Date of this Version
Report # MATC-KSU: 113 Final Report 2255--1121-0001-113
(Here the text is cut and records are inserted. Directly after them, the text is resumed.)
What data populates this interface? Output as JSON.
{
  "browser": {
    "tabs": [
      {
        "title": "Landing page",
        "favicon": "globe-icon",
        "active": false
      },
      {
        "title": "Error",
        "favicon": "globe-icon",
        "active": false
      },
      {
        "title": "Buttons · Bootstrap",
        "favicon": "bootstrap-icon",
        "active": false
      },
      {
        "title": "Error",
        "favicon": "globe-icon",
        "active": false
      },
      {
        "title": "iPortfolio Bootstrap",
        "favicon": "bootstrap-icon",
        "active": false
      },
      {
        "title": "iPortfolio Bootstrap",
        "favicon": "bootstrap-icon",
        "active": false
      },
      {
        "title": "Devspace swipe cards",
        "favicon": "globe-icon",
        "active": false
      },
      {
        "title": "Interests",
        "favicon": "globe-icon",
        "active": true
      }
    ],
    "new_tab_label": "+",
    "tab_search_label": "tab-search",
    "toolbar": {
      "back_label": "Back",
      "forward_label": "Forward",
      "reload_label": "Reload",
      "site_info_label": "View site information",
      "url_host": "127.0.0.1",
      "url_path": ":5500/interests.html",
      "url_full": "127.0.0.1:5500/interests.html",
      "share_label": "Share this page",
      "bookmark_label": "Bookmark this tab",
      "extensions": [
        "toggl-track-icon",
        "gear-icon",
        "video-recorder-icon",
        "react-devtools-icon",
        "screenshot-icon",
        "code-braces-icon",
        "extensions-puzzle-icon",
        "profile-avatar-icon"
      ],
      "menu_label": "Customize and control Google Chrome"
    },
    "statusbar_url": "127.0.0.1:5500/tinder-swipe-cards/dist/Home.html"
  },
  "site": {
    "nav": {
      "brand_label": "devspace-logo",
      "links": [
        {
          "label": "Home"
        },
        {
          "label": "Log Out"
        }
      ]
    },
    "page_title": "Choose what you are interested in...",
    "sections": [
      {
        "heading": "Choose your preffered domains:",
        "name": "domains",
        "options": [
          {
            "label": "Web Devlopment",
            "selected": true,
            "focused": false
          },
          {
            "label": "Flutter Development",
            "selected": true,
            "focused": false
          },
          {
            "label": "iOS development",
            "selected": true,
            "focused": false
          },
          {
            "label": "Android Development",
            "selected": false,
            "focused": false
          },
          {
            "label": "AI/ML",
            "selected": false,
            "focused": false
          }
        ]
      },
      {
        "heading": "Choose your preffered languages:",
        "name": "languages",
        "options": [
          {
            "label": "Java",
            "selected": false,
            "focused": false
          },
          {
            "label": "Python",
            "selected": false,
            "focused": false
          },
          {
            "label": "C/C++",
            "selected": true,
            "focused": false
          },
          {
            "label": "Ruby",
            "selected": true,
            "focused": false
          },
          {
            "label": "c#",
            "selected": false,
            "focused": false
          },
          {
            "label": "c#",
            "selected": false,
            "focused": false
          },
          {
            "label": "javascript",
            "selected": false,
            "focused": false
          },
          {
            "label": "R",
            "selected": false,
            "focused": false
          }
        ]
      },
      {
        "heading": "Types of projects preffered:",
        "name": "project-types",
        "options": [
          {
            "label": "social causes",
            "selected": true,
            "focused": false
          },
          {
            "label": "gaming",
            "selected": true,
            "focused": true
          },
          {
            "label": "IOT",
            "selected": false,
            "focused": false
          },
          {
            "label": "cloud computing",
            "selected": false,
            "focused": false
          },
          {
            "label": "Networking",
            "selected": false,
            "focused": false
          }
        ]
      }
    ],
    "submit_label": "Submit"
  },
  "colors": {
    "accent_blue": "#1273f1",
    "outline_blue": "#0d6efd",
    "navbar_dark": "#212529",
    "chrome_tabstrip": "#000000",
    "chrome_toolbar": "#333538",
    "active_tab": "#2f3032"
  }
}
The highways in the Midwest are experiencing a considerable amount of truck traffic due to increased freight transportation. There is clearly a risk to the highway infrastructure caused by this additional truck traffic that will also have an increasingly detrimental effect on the safety of the citizens, the traveling public in terms of congestion, and the economy of the entire region. Traditionally the life of the pavements has been extended by a variety of rehabilitation techniques. For example, techniques used by the Kansas Department of Transportation (KDOT) include route and crack seal, chip seal, 1- to 4-inch overlay, 1- to 4-inch inlay, heater scarification, cold in-place recycling (4-inch), and cold milling. Recently, due to a tight maintenance budget, thin surfacing, like the ultra-thin bonded bituminous surface (NovaChip), and modified slurry seal (microsurfacing), is being used increasingly. The thin-surfacing strategy has been touted as one of the most cost-effective measures that can extend pavement life, improve ride quality, correct surface defects (leveling), improve safety characteristics, enhance appearance, and reduce road-tire noise. This report discusses performance of pavements treated with two commonly used types of thin surfacing: ultrathin bonded bituminous surface and microsurfacing.